Here's my story about "backwards brain" conversions. I once had the awesome opportunity to "fly" for a few hours in the United Airlines flight simulators down in Denver. I am not a pilot, so it was all new to me. The instructor (a ski instructor friend of mine who was also a long-time full-time United pilot) showed me the basics--how to scan the instruments in a sort of circular pattern, how to steer with my feet on the pedals when the plane was on the ground, and so on. You push on the right pedal to turn right, which seemed counter-intuitive to me, since if it was a handlebar, you'd think that you'd push the left side forward to turn right. I had to think about it each time, but I got it, with some practice. We "taxied" around on the runway for a bit, turning left and right and following the painted lines.
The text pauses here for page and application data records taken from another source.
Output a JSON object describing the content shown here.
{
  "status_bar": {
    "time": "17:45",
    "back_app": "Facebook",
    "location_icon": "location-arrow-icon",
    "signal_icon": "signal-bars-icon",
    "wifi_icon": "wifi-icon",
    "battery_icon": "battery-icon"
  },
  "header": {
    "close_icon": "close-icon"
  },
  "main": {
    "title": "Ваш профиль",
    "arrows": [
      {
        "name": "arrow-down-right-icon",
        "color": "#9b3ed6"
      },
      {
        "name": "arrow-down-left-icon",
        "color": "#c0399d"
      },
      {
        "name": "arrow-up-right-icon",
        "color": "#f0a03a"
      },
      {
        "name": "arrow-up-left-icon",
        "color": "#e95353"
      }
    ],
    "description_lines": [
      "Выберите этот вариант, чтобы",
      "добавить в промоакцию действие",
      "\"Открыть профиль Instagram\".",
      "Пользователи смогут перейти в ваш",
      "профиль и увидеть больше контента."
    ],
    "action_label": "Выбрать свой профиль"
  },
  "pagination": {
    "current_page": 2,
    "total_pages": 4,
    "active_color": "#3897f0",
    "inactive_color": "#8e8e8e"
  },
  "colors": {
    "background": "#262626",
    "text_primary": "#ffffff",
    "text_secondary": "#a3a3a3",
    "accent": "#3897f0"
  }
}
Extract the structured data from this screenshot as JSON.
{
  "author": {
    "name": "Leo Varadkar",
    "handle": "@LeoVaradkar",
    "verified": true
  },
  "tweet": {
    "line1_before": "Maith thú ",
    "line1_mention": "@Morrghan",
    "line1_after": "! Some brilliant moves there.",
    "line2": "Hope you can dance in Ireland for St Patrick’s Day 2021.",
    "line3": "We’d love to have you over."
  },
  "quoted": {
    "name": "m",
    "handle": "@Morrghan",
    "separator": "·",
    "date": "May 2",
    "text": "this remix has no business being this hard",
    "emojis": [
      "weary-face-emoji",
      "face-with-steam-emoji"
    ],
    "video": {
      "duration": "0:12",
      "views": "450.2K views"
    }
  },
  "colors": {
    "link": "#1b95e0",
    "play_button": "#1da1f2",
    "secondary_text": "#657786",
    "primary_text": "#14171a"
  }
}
Then we went over take-off procedures, and I finally pushed forward on the throttle handles and the plane roared down the runway. "...V1...V2 Rotate" I pulled back on the yoke, and the plane nosed up into the "air."
Did I mention that the whole experience, even though "just" a simulator, was so real-feeling that it brought beads of sweat to my brow. I was incredibly focused as we then played around with raising landing gear, changing headings, changing altitude, making turns while holding altitude, "cleaning up" the flight controls of the plane to make it handle more easily, and so on, all while scanning the instruments and ... trying not to die. We made several landings and take-offs--none of them perfectly smooth, but all "acceptable." "Steer with your feet," the instructor reminded me once the nose wheel was on the tarmac.
It is amazingly realistic, with the plane tipping and diving and lurching, and bouncing with a not-perfectly-smooth landing. The pedal-steering had become a little more intuitive and second-nature--I didn't have to think about it quite as much--but it never seemed completely intuitive. Great fun. I even did a complete barrel roll.
The only problem with those things is that they come with this idiot who sits behind you with a laptop that can make bad things happen. Weather, ice, systems failure, engines falling off, and such. At one point, they "made" me land the thing in zero visibility--or at least, at the minimum allowable visibility--at night. That was really scary. I scanned the instruments, trying to keep the plane between the converging lines that indicated the necessary glide path. But I couldn't see anything outside. I knew that the planet was down there somewhere, rising toward me quickly, and that we were due for an inevitable collision. I could see the instruments, but I didn't trust them, maybe. What had been pretty easy when I was relaxed was much harder now--the plane moved up and down and left and right as I over-corrected and over-corrected again, but somehow we stayed in the general part of the "cone" where we belonged. Closer, closer...all of a sudden I saw the white dashed lines of the runway appear through the fog and rain, and I lurched the plane back up a little in reaction to it, then over-corrected and brought it back down too steep. Touched the runway, bounced back up, lurched again, and then smashed back down, the simulator flailing around violently, making it seem all too real. Nose wheel down finally, "STEER WITH YOUR FEET" yelled the instructor, and I pressed first one pedal, went the wrong way, pressed the other pedal, over-correcting, over-corrected again, and veered off the runway into the grass, the plane violently jumping and lurching and shifting as I tried to keep control of it, until after what seemed like minutes of this jerking and thrashing, it finally came to a stop in the weeds. I suspect that I was ghost white with sweat!
I had clearly passed the threshold of information overload--or at least, new information overload. The final straw was the "steer with your feet" and those "backwards" pedals. Apparently, it was still a "good" landing, in the sense that we walked away from it, and that they would probably be able to use the plane again!
Later, I was discussing it with my instructor and I told him that the pedals always seemed counter-intuitive and backward, and he asked me why I hadn't visualized skiing? In a ski turn, your right foot is forward of your left (tip lead) in a right turn, just as with the pedals on the plane. Immediately it all came clear, and I believe that if he had suggested that while we were flying, it would have immediately clicked and that the pedal technique would have seemed intuitive. I had simply been visualizing the wrong image--the image of handlebars on a bicycle.
I'd love to try it again. It was an incredibly fun experience, as well as an incredible learning experience. It still makes me breathless to recall it!
And, if any pilot ever needs a hand or needs advice, I am fully trained now.